The data shown below were compiled from readership statistics for 34 Mendeley readers of this research output. Click here to see the associated Mendeley record.

Geographical breakdown

Country Count As %
Unknown 34 100%

Demographic breakdown

Readers by professional status Count As %
Student > Ph. D. Student 8 24%
Student > Master 7 21%
Other 5 15%
Student > Bachelor 3 9%
Student > Doctoral Student 3 9%
Other 6 18%
Unknown 2 6%
Readers by discipline Count As %
Psychology 6 18%
Nursing and Health Professions 6 18%
Biochemistry, Genetics and Molecular Biology 5 15%
Medicine and Dentistry 5 15%
Social Sciences 5 15%
Other 3 9%
Unknown 4 12%

Attention Score in Context

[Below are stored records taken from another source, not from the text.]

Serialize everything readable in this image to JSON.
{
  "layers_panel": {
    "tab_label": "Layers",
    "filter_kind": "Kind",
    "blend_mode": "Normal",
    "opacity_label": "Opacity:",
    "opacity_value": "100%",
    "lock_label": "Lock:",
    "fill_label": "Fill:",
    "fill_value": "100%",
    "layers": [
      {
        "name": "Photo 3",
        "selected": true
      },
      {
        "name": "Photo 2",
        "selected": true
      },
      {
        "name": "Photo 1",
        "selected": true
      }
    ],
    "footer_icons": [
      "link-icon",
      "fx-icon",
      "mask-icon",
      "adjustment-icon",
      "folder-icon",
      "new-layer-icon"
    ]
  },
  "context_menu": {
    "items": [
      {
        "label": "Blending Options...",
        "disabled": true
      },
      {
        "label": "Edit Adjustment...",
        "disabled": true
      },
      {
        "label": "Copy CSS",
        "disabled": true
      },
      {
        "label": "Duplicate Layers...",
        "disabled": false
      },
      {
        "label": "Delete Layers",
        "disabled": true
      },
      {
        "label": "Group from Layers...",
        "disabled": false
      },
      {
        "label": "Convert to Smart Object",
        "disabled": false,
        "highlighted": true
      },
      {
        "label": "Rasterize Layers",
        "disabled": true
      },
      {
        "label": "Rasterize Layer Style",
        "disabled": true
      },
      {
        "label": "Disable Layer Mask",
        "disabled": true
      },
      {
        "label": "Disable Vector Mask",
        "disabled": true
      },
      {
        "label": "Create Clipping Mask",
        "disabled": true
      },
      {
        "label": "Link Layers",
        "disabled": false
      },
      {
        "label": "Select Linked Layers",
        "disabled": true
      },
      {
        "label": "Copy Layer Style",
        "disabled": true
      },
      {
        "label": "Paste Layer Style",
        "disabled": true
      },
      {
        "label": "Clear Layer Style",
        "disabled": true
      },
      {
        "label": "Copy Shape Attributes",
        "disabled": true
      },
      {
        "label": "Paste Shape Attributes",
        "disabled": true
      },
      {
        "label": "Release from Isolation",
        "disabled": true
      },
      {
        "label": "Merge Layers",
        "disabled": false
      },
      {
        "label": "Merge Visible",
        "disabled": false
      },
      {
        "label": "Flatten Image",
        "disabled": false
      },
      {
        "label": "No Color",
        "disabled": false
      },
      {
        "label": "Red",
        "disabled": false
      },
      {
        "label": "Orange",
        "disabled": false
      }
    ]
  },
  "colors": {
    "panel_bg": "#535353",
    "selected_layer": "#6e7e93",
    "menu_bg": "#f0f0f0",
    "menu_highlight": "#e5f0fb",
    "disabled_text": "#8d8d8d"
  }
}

This research output has an Altmetric Attention Score of 1. This is our high-level measure of the quality and quantity of online attention that it has received. This Attention Score, as well as the ranking and number of research outputs shown below, was calculated when the research output was last mentioned on 29 March 2017.
All research outputs
#5,049,230
of 9,264,233 outputs
Outputs from Journal of Genetic Counseling
#383
of 588 outputs
Outputs of similar age
#176,905
of 314,815 outputs
Outputs of similar age from Journal of Genetic Counseling
#17
of 22 outputs
Altmetric has tracked 9,264,233 research outputs across all sources so far. This one is in the 27th percentile – i.e., 27% of other outputs scored the same or lower than it.
So far Altmetric has tracked 588 research outputs from this source. They receive a mean Attention Score of 4.5. This one is in the 17th percentile – i.e., 17% of its peers scored the same or lower than it.
Older research outputs will score higher simply because they've had more time to accumulate mentions. To account for age we can compare this Altmetric Attention Score to the 314,815 tracked outputs that were published within six weeks on either side of this one in any source. This one is in the 34th percentile – i.e., 34% of its contemporaries scored the same or lower than it.
We're also able to compare this research output to 22 others from the same source and published within six weeks on either side of this one. This one is in the 13th percentile – i.e., 13% of its contemporaries scored the same or lower than it.